Although water is certainly scarce on the surface of the desert it can be found at the subterranean level. Humans, thousands of years ago, came up with an ingenious system that ensured water for their settlements and for irrigation of their vegetated lands, the oases. The oases, these islands of vegetation in the middle of the desert are not natural, as thought by many, but entirely artificial systems of vegetation. They are the result of hard work and the practical application of techniques suited to the harsh environment; the product of knowledge and skill passed on from generation to generation and from culture to culture.
Obviously, the survival of an oasis depends entirely on water. The foggara system for managing scarce underground water resources in the desert is examined in this case study as a characteristic example of traditional wisdom that has survived for millennia.
In the description that follows, focus is given not only to the description of the operation of the system itself, but also to the entire social organisation that developed around the foggaras, in Morocco.
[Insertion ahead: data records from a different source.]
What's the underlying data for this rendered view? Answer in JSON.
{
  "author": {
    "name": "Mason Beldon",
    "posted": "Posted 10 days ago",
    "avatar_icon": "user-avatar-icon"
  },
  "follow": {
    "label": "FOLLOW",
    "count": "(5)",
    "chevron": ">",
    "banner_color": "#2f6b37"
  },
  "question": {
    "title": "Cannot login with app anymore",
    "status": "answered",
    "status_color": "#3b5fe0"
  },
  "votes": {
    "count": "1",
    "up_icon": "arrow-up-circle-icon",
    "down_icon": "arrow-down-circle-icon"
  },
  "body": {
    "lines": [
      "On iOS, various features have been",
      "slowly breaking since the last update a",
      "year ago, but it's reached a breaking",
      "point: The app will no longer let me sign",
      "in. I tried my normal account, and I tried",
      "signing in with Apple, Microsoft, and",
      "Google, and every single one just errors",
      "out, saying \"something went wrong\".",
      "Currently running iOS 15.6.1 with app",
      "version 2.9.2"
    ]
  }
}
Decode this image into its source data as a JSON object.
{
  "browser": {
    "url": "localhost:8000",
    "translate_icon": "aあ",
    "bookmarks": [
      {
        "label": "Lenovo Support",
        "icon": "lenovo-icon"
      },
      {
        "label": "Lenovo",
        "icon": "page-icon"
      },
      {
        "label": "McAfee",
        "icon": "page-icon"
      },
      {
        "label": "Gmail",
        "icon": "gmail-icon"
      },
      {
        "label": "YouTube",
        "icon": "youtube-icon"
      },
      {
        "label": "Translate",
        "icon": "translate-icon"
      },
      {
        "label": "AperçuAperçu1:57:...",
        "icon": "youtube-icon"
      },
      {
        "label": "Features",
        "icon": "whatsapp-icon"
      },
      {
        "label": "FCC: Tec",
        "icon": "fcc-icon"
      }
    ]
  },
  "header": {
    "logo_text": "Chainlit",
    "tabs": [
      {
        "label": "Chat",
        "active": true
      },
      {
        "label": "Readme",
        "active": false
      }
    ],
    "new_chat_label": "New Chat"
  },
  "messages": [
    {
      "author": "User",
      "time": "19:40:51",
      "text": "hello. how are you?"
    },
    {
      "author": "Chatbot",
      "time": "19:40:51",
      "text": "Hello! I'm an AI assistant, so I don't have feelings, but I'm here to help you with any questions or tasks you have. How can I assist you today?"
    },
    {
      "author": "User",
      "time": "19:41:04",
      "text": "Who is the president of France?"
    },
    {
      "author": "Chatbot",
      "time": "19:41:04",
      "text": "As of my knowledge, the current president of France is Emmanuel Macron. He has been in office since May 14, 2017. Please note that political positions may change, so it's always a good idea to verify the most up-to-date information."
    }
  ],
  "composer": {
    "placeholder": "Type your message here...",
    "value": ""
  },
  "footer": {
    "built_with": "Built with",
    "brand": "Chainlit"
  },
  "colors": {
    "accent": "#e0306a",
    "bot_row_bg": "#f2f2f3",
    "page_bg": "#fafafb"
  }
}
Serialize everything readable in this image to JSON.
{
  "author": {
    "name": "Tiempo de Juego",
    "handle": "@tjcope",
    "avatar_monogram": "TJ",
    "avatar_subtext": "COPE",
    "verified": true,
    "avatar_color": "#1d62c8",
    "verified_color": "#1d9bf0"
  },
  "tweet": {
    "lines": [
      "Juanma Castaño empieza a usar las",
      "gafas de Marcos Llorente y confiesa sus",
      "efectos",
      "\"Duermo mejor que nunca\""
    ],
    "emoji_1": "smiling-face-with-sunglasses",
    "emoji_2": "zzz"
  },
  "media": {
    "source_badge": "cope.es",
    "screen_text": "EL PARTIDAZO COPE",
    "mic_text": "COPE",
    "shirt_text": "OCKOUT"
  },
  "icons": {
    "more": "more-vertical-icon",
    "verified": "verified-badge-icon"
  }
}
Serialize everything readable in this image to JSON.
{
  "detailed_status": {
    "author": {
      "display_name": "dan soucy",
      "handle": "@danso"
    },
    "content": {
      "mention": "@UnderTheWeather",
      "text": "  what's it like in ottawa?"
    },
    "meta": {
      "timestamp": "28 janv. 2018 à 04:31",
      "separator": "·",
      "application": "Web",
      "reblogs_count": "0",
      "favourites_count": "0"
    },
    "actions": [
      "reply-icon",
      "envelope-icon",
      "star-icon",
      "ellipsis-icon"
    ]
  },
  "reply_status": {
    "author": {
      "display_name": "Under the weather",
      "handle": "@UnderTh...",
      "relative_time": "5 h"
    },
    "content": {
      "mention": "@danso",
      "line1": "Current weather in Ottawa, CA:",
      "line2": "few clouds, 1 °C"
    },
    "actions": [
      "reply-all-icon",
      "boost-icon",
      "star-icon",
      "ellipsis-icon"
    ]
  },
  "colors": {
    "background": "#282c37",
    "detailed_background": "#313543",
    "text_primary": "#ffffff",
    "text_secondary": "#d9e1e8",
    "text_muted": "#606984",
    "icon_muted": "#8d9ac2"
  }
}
In fact, the construction and maintenance of a foggara formed special societal bonds and a hierarchy on the basis of which the inhabitants of the oasis would share the privileges and responsibilities for the management of this vital resource in an undisputed, just manner. Such social configurations survive to our days in Morocco and in other countries where foggaras are in place.
This case study is of particular importance. Foggaras are threatened today on the one hand by the increasing demands of population growth, and on the other hand, by the popularity of new water extraction technologies, especially electric pumps that exhaust underground water resources and render the foggaras useless. Perhaps the challenge in this case is how to make best use of cotemporary science and technology in water management, while taking into account the traditional foggara.